══ Supplied entries

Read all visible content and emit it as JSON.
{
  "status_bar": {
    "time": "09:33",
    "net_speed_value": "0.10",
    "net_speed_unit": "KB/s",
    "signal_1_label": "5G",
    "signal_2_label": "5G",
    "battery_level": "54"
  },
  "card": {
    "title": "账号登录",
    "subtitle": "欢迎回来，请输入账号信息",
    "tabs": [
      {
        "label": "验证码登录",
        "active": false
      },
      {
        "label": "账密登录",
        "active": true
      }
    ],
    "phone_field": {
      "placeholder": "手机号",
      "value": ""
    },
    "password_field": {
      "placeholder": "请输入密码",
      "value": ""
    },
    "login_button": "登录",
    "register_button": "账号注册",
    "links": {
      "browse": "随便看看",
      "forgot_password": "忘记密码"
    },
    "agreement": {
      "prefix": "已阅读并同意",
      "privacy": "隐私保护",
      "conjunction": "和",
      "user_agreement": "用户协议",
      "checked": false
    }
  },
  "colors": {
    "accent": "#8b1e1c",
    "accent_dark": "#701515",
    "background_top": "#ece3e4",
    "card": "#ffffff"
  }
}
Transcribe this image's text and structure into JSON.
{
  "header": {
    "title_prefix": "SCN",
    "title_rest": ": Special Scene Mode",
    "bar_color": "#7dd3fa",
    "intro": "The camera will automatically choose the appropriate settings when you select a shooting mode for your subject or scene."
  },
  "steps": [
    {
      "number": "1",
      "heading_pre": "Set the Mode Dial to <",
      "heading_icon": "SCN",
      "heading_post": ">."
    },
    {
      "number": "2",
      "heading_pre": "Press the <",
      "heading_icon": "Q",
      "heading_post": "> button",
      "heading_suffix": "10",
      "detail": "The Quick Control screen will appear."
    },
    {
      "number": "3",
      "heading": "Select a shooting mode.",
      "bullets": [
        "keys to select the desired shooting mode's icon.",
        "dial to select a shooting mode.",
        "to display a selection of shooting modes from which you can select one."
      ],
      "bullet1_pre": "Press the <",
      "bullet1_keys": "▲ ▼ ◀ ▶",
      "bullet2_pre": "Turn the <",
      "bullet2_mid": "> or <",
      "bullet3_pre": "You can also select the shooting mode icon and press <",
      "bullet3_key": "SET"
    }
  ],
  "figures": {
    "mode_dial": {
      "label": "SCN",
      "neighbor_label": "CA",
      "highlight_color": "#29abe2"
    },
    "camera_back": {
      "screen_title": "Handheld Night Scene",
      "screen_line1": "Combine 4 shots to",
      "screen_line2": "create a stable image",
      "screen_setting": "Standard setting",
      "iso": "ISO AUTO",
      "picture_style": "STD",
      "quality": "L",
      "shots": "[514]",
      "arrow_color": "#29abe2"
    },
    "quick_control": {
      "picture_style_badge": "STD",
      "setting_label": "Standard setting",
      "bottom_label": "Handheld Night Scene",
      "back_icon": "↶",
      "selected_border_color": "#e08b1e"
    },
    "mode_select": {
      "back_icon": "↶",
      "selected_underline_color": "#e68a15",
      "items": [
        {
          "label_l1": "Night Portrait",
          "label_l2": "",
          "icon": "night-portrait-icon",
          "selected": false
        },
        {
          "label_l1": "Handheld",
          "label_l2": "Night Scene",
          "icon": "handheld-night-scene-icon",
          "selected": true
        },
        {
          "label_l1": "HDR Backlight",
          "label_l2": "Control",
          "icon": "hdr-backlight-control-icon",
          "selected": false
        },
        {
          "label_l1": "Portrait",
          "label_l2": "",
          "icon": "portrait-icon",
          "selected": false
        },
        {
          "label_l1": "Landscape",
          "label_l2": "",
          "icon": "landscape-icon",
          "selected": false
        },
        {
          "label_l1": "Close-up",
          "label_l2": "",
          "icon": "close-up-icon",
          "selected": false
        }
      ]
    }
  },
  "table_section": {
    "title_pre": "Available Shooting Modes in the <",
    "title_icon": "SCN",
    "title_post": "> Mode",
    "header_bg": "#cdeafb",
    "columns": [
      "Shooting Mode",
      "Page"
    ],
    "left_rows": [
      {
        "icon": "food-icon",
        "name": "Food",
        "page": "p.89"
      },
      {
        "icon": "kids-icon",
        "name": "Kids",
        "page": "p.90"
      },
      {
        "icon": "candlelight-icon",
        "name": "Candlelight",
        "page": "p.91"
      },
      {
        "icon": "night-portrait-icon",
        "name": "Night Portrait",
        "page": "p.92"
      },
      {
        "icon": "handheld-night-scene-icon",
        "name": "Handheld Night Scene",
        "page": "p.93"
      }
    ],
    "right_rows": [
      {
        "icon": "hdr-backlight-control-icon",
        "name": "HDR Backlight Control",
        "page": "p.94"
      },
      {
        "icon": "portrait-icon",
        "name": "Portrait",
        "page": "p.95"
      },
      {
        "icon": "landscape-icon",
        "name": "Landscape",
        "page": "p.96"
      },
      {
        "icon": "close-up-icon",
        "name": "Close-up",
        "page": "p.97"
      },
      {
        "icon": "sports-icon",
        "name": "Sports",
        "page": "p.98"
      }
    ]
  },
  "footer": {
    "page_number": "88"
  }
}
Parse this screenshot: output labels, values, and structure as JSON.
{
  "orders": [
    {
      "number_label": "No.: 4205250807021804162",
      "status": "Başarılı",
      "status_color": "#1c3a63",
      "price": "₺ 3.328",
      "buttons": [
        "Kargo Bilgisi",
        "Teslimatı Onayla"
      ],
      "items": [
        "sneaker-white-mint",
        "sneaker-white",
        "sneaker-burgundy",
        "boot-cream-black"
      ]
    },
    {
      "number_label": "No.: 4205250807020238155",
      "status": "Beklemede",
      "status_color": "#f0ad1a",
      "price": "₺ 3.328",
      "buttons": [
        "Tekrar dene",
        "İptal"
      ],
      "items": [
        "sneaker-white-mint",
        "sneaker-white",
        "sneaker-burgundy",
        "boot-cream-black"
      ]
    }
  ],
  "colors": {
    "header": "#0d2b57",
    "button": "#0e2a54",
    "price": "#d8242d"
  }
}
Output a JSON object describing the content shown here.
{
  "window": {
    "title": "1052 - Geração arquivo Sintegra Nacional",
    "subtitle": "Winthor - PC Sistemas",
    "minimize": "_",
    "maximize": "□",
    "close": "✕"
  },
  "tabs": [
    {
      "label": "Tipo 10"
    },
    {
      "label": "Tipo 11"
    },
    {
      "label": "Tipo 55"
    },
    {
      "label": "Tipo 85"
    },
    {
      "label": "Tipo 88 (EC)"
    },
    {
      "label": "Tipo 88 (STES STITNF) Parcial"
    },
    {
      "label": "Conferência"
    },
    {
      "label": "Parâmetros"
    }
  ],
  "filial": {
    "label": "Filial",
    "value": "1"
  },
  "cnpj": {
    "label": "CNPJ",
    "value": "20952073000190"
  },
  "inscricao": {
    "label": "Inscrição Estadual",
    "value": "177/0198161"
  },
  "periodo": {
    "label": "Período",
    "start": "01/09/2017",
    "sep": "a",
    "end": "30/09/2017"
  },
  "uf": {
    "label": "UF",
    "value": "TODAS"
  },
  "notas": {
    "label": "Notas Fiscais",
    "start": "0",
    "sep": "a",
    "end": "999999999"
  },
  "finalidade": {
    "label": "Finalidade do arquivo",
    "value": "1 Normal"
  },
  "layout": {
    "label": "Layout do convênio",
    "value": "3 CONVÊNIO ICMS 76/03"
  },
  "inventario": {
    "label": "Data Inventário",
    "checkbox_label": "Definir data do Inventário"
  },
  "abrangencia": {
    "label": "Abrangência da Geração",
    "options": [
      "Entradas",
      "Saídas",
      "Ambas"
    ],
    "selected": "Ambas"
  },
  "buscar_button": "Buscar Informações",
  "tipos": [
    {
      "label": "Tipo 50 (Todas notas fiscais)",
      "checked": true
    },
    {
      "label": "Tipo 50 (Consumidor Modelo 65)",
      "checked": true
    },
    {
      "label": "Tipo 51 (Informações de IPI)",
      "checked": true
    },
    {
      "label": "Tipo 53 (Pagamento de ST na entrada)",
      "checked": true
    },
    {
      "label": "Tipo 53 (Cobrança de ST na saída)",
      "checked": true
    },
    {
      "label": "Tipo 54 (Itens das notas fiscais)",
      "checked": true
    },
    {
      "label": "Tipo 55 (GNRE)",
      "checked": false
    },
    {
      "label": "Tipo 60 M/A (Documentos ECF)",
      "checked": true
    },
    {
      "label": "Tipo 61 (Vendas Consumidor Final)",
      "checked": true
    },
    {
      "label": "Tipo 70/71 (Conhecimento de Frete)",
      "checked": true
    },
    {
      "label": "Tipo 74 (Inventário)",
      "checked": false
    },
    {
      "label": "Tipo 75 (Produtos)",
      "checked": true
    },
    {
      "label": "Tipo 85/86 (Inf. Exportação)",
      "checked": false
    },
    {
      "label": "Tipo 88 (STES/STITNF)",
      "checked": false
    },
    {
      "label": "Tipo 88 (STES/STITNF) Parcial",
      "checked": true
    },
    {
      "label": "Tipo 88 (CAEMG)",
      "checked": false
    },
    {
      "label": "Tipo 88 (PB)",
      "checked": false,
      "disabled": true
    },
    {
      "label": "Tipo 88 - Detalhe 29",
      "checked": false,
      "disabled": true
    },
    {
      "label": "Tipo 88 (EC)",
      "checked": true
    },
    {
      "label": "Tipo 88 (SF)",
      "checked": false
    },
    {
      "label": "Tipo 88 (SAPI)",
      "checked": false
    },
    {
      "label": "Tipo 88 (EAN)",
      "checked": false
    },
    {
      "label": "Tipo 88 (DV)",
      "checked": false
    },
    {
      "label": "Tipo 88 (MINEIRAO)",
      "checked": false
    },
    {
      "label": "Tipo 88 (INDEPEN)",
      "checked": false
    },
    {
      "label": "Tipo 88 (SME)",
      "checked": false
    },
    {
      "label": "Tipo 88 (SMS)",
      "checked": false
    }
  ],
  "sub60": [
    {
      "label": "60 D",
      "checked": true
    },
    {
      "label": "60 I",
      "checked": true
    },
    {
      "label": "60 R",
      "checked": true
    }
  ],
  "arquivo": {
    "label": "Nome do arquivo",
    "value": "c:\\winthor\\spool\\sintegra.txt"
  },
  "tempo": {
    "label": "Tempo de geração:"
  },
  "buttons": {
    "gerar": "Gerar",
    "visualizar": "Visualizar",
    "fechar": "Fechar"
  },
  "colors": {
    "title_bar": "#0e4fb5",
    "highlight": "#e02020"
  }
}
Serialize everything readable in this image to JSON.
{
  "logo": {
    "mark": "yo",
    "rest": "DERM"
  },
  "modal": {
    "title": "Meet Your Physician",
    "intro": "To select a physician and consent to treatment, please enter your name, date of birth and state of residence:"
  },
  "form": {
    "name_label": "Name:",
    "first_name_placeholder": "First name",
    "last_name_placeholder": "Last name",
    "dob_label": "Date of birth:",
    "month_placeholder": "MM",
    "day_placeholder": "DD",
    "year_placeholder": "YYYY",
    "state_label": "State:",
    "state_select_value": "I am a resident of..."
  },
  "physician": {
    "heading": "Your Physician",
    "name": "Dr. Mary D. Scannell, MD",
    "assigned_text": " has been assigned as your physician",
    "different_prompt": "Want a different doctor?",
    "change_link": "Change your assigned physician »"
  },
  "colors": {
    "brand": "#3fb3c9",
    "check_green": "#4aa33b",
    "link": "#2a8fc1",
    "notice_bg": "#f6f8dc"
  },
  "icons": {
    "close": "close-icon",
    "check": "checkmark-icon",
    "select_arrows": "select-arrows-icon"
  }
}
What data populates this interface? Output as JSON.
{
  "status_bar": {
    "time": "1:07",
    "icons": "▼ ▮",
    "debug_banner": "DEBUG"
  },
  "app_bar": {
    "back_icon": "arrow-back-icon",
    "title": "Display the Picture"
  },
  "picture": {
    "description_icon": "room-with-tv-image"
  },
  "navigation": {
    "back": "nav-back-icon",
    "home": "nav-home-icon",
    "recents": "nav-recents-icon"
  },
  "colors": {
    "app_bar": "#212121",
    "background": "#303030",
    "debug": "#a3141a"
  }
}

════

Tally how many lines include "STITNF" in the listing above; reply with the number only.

[Solution]
3